Here are the influential voices leading the conversations where nonprofits and technology overlap.
Windows tends to be the dominant operating system in most government agencies, but with the release of Mac OS 10.6 (Snow Leopard) and its seamless integration with Windows networks and Microsoft’s Exchange server for e-mail and calendaring, Macs are becoming much more commonplace.
In fact, Yankee Group research has found that nearly 80 percent of IT environments have some level of Mac presence. If you don’t yet have Macs in your company, chances are you will before long. Such a choice might be great for users. But if you’re part of an IT security team well-versed in securing Windows, how can you ensure that introducing Macs doesn’t introduce a host of new security problems?

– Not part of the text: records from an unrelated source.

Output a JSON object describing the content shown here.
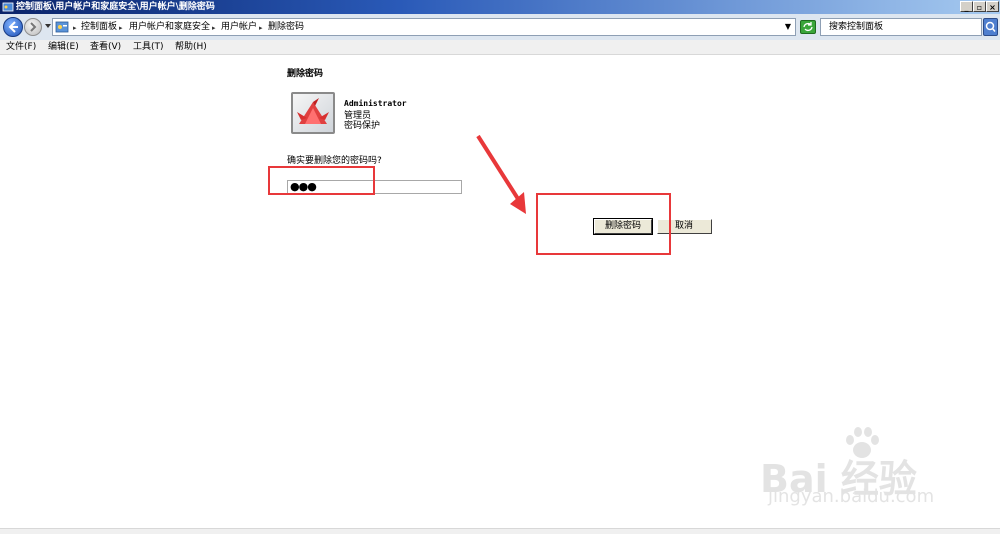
{
  "window": {
    "title": "控制面板\\用户帐户和家庭安全\\用户帐户\\删除密码"
  },
  "address_bar": {
    "breadcrumbs": [
      "控制面板",
      "用户帐户和家庭安全",
      "用户帐户",
      "删除密码"
    ],
    "separator": "▸",
    "search_placeholder": "搜索控制面板"
  },
  "menu": {
    "items": [
      "文件(F)",
      "编辑(E)",
      "查看(V)",
      "工具(T)",
      "帮助(H)"
    ]
  },
  "page": {
    "title": "删除密码",
    "account_name": "Administrator",
    "account_role": "管理员",
    "account_status": "密码保护",
    "question": "确实要删除您的密码吗?",
    "password_mask": "●●●",
    "delete_button": "删除密码",
    "cancel_button": "取消"
  },
  "watermark": {
    "main": "Bai 经验",
    "sub": "jingyan.baidu.com"
  },
  "colors": {
    "annotation": "#e8383a",
    "titlebar": "#0a246a"
  }
}
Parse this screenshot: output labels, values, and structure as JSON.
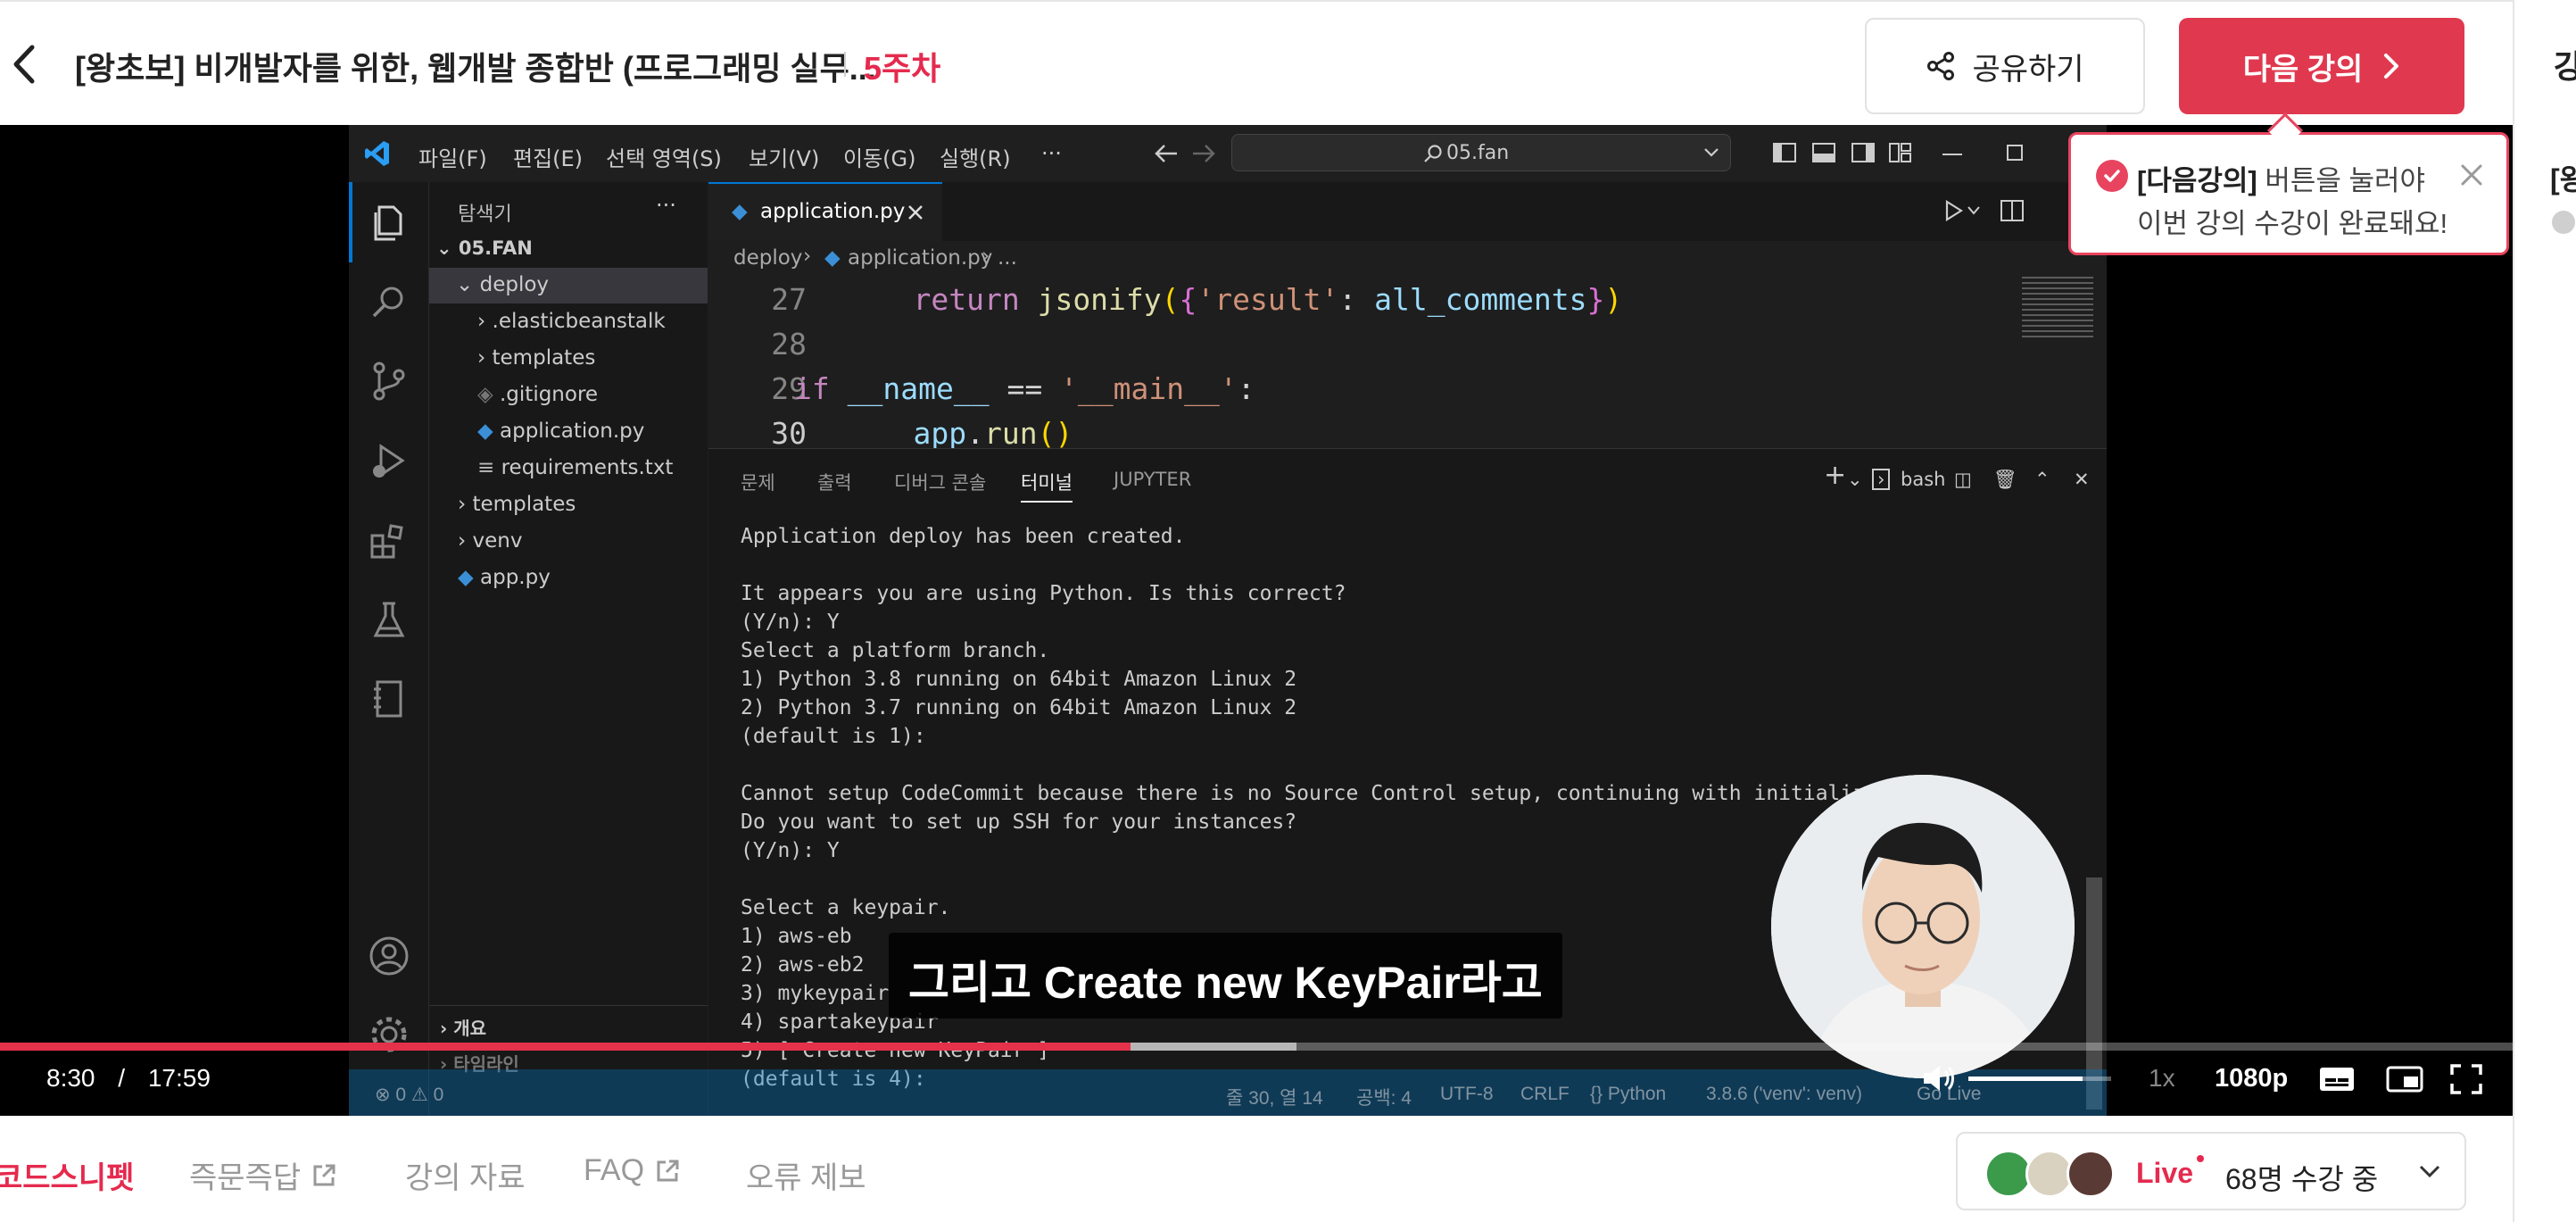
{
  "header": {
    "title": "[왕초보] 비개발자를 위한, 웹개발 종합반 (프로그래밍 실무...",
    "week": "5주차",
    "share_label": "공유하기",
    "next_label": "다음 강의",
    "right_clip_1": "강",
    "right_clip_2": "[왕"
  },
  "tooltip": {
    "highlight": "[다음강의]",
    "line1_rest": " 버튼을 눌러야",
    "line2": "이번 강의 수강이 완료돼요!"
  },
  "vscode": {
    "menus": [
      "파일(F)",
      "편집(E)",
      "선택 영역(S)",
      "보기(V)",
      "이동(G)",
      "실행(R)",
      "···"
    ],
    "search_text": "05.fan",
    "explorer_title": "탐색기",
    "explorer_more": "···",
    "root_folder": "05.FAN",
    "tree": [
      "deploy",
      ".elasticbeanstalk",
      "templates",
      ".gitignore",
      "application.py",
      "requirements.txt",
      "templates",
      "venv",
      "app.py"
    ],
    "outline_label": "개요",
    "timeline_label": "타임라인",
    "active_tab": "application.py",
    "breadcrumb": [
      "deploy",
      "application.py",
      "..."
    ],
    "code_lines": [
      {
        "num": "27",
        "text": "    return jsonify({'result': all_comments})"
      },
      {
        "num": "28",
        "text": ""
      },
      {
        "num": "29",
        "text": "if __name__ == '__main__':"
      },
      {
        "num": "30",
        "text": "    app.run()"
      }
    ],
    "panel_tabs": [
      "문제",
      "출력",
      "디버그 콘솔",
      "터미널",
      "JUPYTER"
    ],
    "shell_label": "bash",
    "terminal_lines": [
      "Application deploy has been created.",
      "",
      "It appears you are using Python. Is this correct?",
      "(Y/n): Y",
      "Select a platform branch.",
      "1) Python 3.8 running on 64bit Amazon Linux 2",
      "2) Python 3.7 running on 64bit Amazon Linux 2",
      "(default is 1):",
      "",
      "Cannot setup CodeCommit because there is no Source Control setup, continuing with initialization",
      "Do you want to set up SSH for your instances?",
      "(Y/n): Y",
      "",
      "Select a keypair.",
      "1) aws-eb",
      "2) aws-eb2",
      "3) mykeypair",
      "4) spartakeypair",
      "5) [ Create new KeyPair ]",
      "(default is 4):"
    ],
    "status_items": [
      "⊗ 0 ⚠ 0",
      "줄 30, 열 14",
      "공백: 4",
      "UTF-8",
      "CRLF",
      "{} Python",
      "3.8.6 ('venv': venv)",
      "Go Live"
    ]
  },
  "player": {
    "subtitle": "그리고 Create new KeyPair라고",
    "current_time": "8:30",
    "separator": "/",
    "duration": "17:59",
    "progress_played": 0.45,
    "progress_buffered": 0.516,
    "speed": "1x",
    "quality": "1080p",
    "volume_level": 0.8
  },
  "bottom": {
    "tabs": [
      "코드스니펫",
      "즉문즉답",
      "강의 자료",
      "FAQ",
      "오류 제보"
    ],
    "live_label": "Live",
    "live_count": "68명 수강 중"
  },
  "colors": {
    "accent": "#e52a4e",
    "vscode_blue": "#007acc"
  }
}
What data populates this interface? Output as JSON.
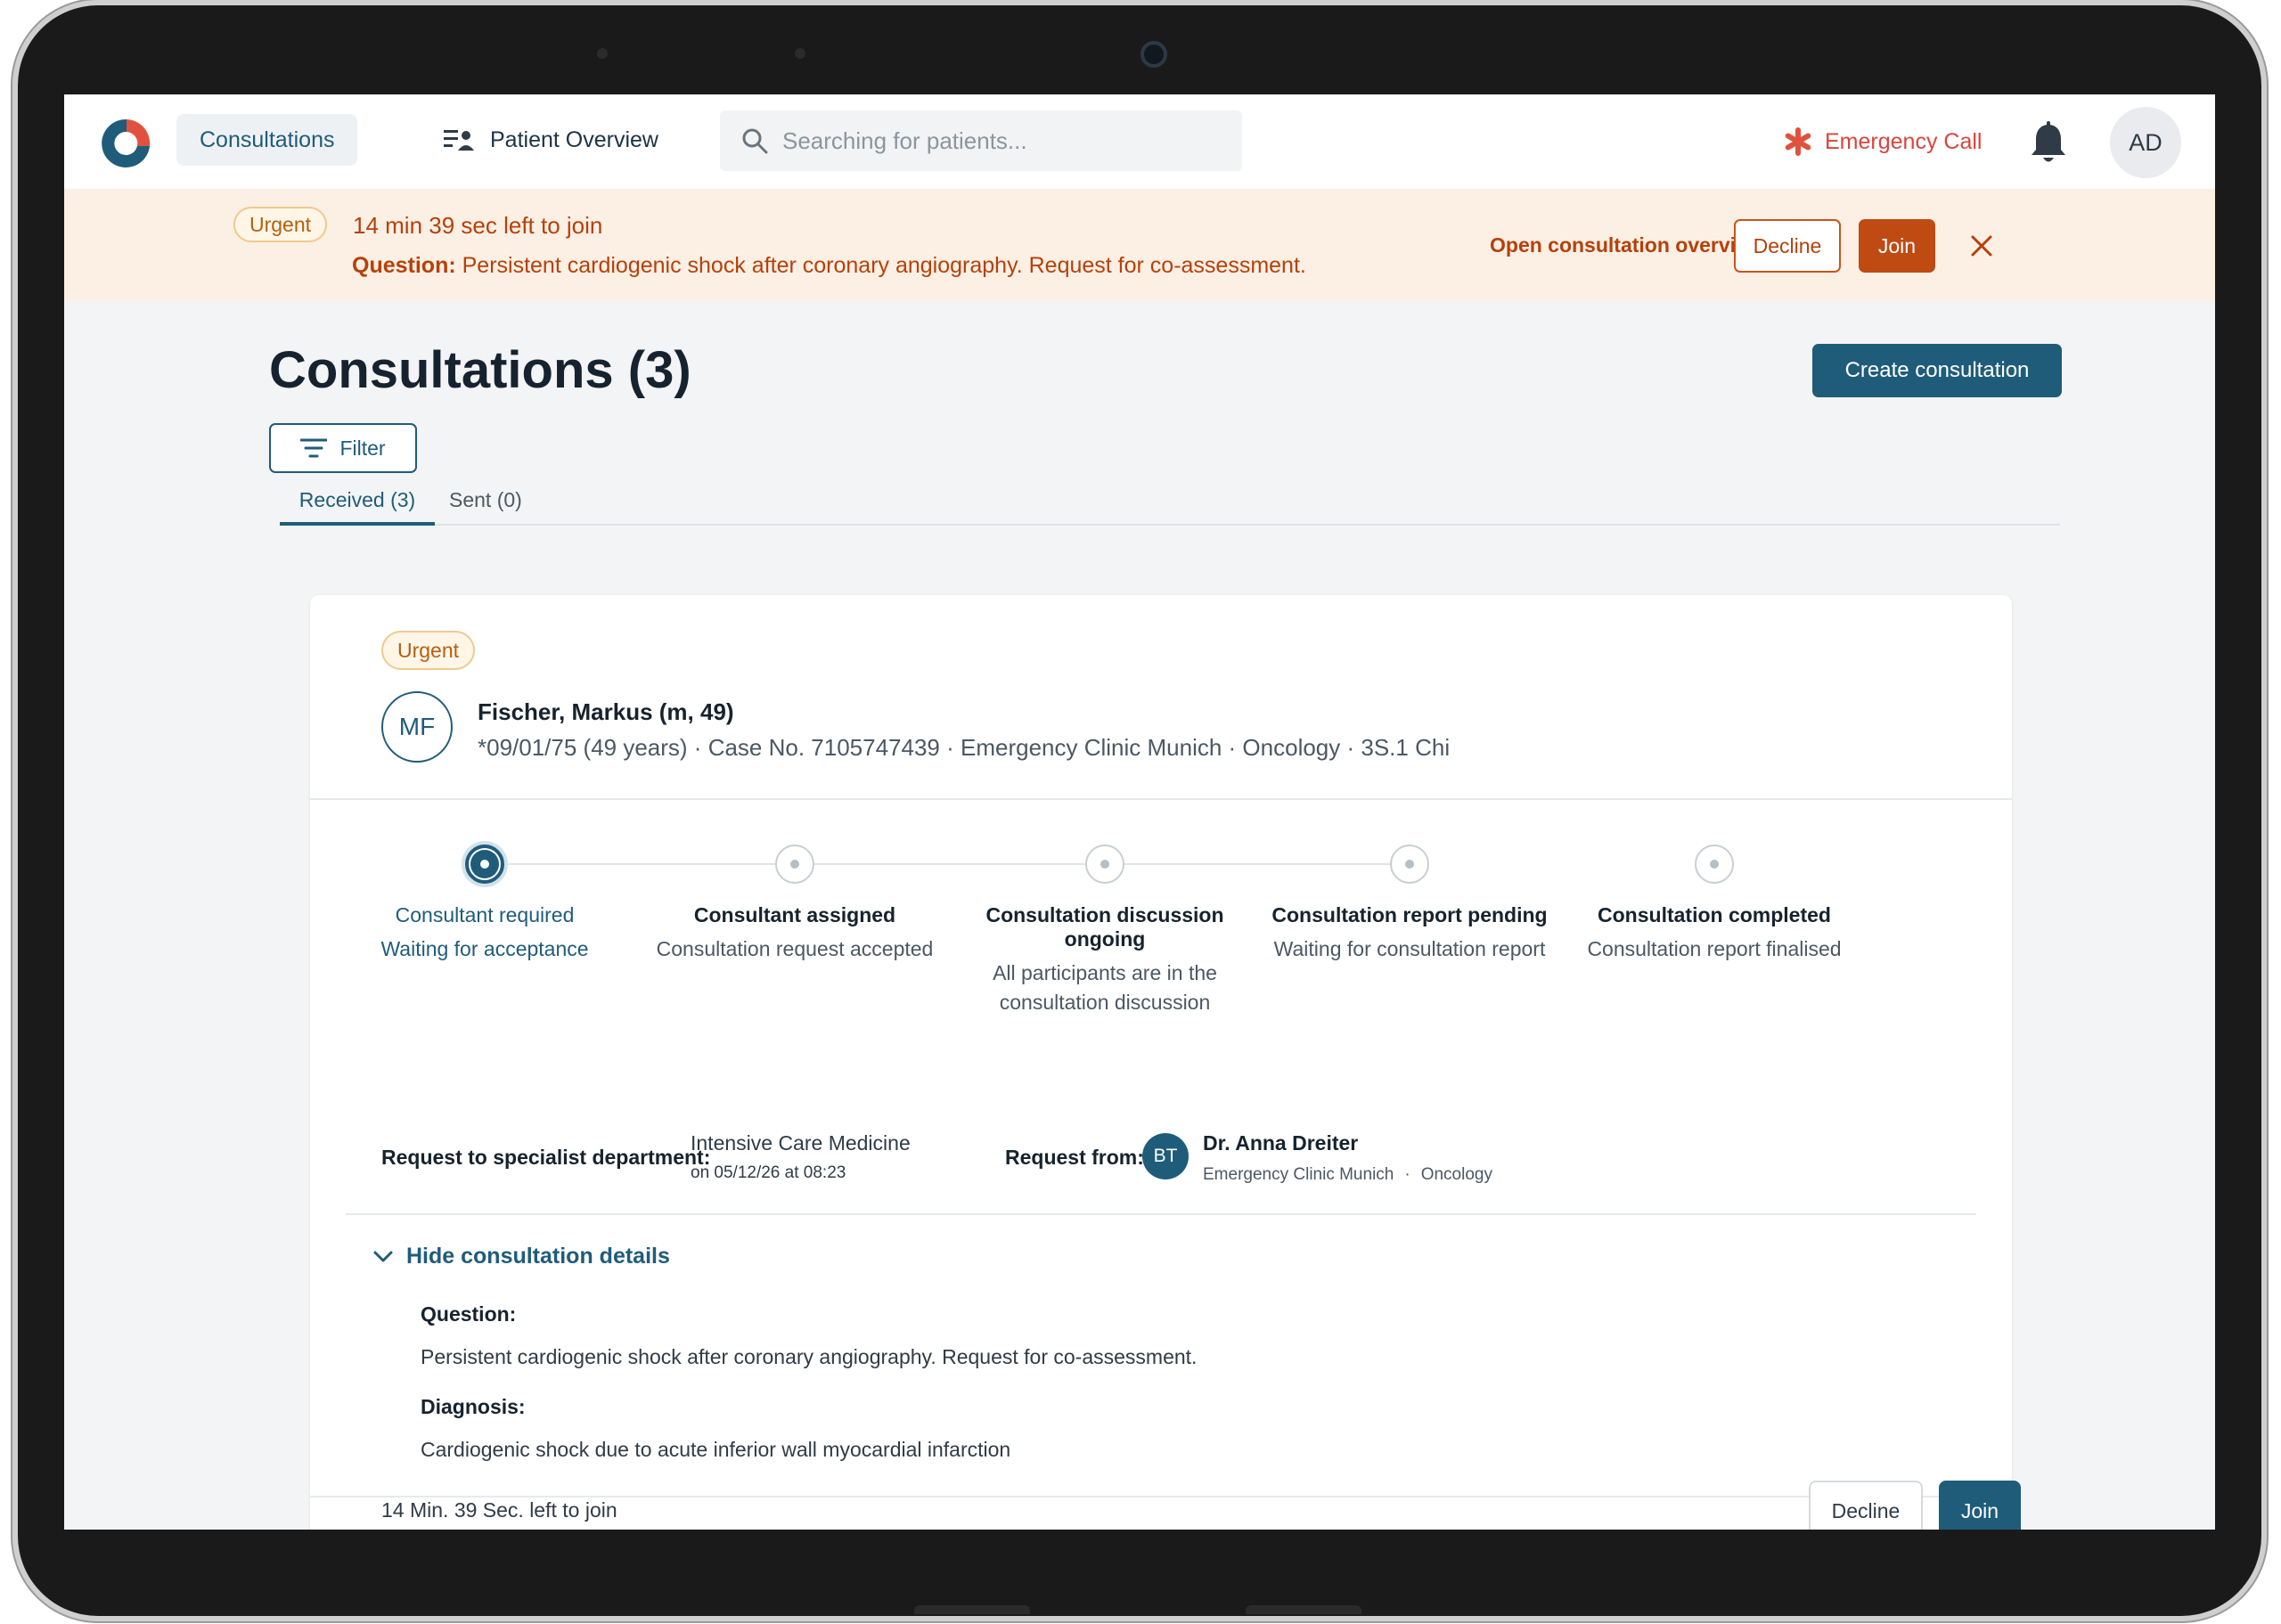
{
  "nav": {
    "consultations_label": "Consultations",
    "patient_overview_label": "Patient Overview",
    "search_placeholder": "Searching for patients...",
    "emergency_label": "Emergency Call",
    "avatar_initials": "AD"
  },
  "banner": {
    "badge": "Urgent",
    "time_left": "14 min 39 sec left to join",
    "question_label": "Question:",
    "question_text": "Persistent cardiogenic shock after coronary angiography. Request for co-assessment.",
    "overview_link": "Open consultation overview",
    "decline_label": "Decline",
    "join_label": "Join"
  },
  "page": {
    "title": "Consultations (3)",
    "create_label": "Create consultation",
    "filter_label": "Filter",
    "tabs": [
      {
        "label": "Received (3)",
        "active": true
      },
      {
        "label": "Sent (0)",
        "active": false
      }
    ]
  },
  "card": {
    "badge": "Urgent",
    "patient_initials": "MF",
    "patient_name": "Fischer, Markus (m, 49)",
    "patient_meta": "*09/01/75 (49 years) · Case No. 7105747439 · Emergency Clinic Munich · Oncology · 3S.1 Chi",
    "steps": [
      {
        "title": "Consultant required",
        "sub": "Waiting for acceptance",
        "state": "current"
      },
      {
        "title": "Consultant assigned",
        "sub": "Consultation request accepted",
        "state": "pending"
      },
      {
        "title": "Consultation discussion ongoing",
        "sub": "All participants are in the consultation discussion",
        "state": "pending"
      },
      {
        "title": "Consultation report pending",
        "sub": "Waiting for consultation report",
        "state": "pending"
      },
      {
        "title": "Consultation completed",
        "sub": "Consultation report finalised",
        "state": "pending"
      }
    ],
    "request_dept_label": "Request to specialist department:",
    "request_dept_value": "Intensive Care Medicine",
    "request_dept_date": "on 05/12/26 at 08:23",
    "request_from_label": "Request from:",
    "requester_initials": "BT",
    "requester_name": "Dr. Anna Dreiter",
    "requester_clinic": "Emergency Clinic Munich",
    "requester_separator": "·",
    "requester_dept": "Oncology",
    "details_toggle": "Hide consultation details",
    "question_label": "Question:",
    "question_text": "Persistent cardiogenic shock after coronary angiography. Request for co-assessment.",
    "diagnosis_label": "Diagnosis:",
    "diagnosis_text": "Cardiogenic shock due to acute inferior wall myocardial infarction",
    "footer_time": "14 Min. 39 Sec. left to join",
    "decline_label": "Decline",
    "join_label": "Join"
  },
  "colors": {
    "primary": "#1f5c7a",
    "urgent_text": "#b5410a",
    "urgent_bg": "#fcefe4",
    "emergency": "#d9453d"
  }
}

One of the selling points of Macs is that they have fewer security problems than Windows machines, and although that point is arguable as a general rule, it’s true that more threats target Windows computers. That doesn’t mean Macs are foolproof, and as their use increases, so will viruses and malware that target them.
Macs also have a bit of a hidden danger: Because so many Mac users assume they’re immune to viruses and malware, they often choose not to run security software. That makes Macs an attractive target for hackers, particularly as an attack vector in an environment with both Windows and Mac computers.
In a hybrid environment where network resources and documents are constantly shared and exchanged between PC and Mac platforms, security is more important than ever. Thankfully, with the right combination of hardware, software and good old-fashioned IT policies and user education, you can keep both Macs and PCs on your network safe and secure.
These days, attacks and security threats come at your network from countless sources — and in all shapes and sizes. Because it’s a tall order for even full-time security experts to keep up with the bad guys, it’s crucial to put Internet and e-mail security appliances on the front lines of your network.
These network appliances are relatively inexpensive. They’re easy to install and integrate into your environment, and they’re constantly updated in response to the latest threats. This makes them a simple and powerful first line of defense. Blocking malicious e-mail attachments and limiting potentially dangerous Internet traffic at the network level, rather than relying on desktop software, means many threats can be eliminated before they even reach a user’s machine.
Network security appliances also help eliminate any chance of a file containing a virus targeting Windows, for example, to successfully make it to a Mac, only to be transferred to a Windows machine later. Granted, the Windows machine should be running an antivirus and antimalware application, but it’s best that a potential threat doesn’t even get that far into your network.
Macs and PCs are certainly different, but in terms of security, you need to treat them equally. Even if Mac users argue otherwise, operate under the assumption that Macs have all the potential security problems of Windows machines. This way, you won’t be caught off guard when the first big Mac exploit hits the Internet, and you won’t be lulled into a false sense of security by a virus- and malware-free legacy.
In a practical sense, this means all users must run the latest antivirus and antimalware software for their platform. This is vital in a hybrid environment because even if a PDF or Word document doesn’t target one platform, it may target the other, so a dormant threat on one machine may become active on the next. Luckily, Kaspersky Lab, McAfee, Symantec and Trend Micro all offer security software for both Mac and Windows platforms. Running the same software on both ensures a level of homogeneity in an otherwise heterogeneous world.
Also, make sure that your users are aware of the importance of applying the latest patches for their operating systems, and enforce OS update policies. As a general rule, it’s best to apply OS patches immediately as they become available. Unless your organization has a specific reason not to do so, enabling automatic OS updates on all machines keeps things as secure as they can be at the OS level.
If you’re concerned about having Mac clients in your environment in the first place, adding a Mac server to the mix may seem counterintuitive. But Mac servers offer a number of benefits and can make managing a hybrid environment easier.
Windows security teams are accustomed to leveraging Windows servers to push policies and updates to all Windows clients on the network. Windows servers obviously can’t perform this same task on Mac clients, but a Mac server can. By adding a Mac server to your network, you can manage your Mac clients much more easily and push updates and policies to Mac clients just as you do with Windows.
All the hardware and software in the world isn’t going to protect you from every threat. Even with adequate protections in place, there is no substitute for clearly written IT policies and user education. In many cases, a problem can start inside your network when one of your users unintentionally unleashes some bit of nasty code onto your network. Educating your users on the basics of keeping their computer — and, by extension, all your users — safe and secure, along with unambiguous policies covering what is and isn’t acceptable in your environment, can help mitigate threats.
Security in a hybrid environment is a concern, but it doesn’t need to keep security teams up at night. With layers of security hardware, security software and plain old common sense, PCs and Macs can coexist safely, securely and peacefully in your company.